> _Extracted material_:
-*-*-

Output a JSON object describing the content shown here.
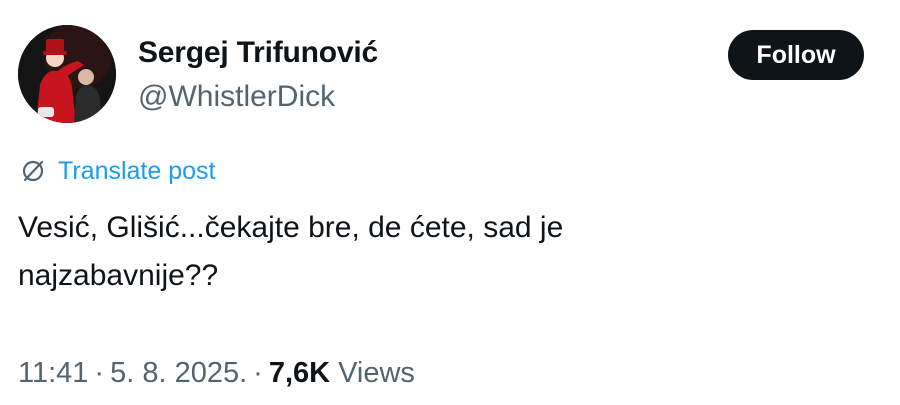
{
  "author": {
    "name": "Sergej Trifunović",
    "handle": "@WhistlerDick"
  },
  "follow_label": "Follow",
  "translate": {
    "label": "Translate post",
    "icon": "globe-slash-icon"
  },
  "post": {
    "lines": [
      "Vesić, Glišić...čekajte bre, de ćete, sad je",
      "najzabavnije??"
    ]
  },
  "meta": {
    "time": "11:41",
    "separator": "·",
    "date": "5. 8. 2025.",
    "views_count": "7,6K",
    "views_label": "Views"
  },
  "colors": {
    "text": "#0f1419",
    "muted": "#536471",
    "link": "#1d9bf0",
    "button_bg": "#0f1419",
    "button_text": "#ffffff"
  }
}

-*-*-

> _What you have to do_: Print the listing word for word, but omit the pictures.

> _Result below_:
Output a JSON object describing the content shown here.
{
  "author": {
    "name": "Sergej Trifunović",
    "handle": "@WhistlerDick"
  },
  "follow_label": "Follow",
  "translate": {
    "label": "Translate post",
    "icon": "globe-slash-icon"
  },
  "post": {
    "lines": [
      "Vesić, Glišić...čekajte bre, de ćete, sad je",
      "najzabavnije??"
    ]
  },
  "meta": {
    "time": "11:41",
    "separator": "·",
    "date": "5. 8. 2025.",
    "views_count": "7,6K",
    "views_label": "Views"
  },
  "colors": {
    "text": "#0f1419",
    "muted": "#536471",
    "link": "#1d9bf0",
    "button_bg": "#0f1419",
    "button_text": "#ffffff"
  }
}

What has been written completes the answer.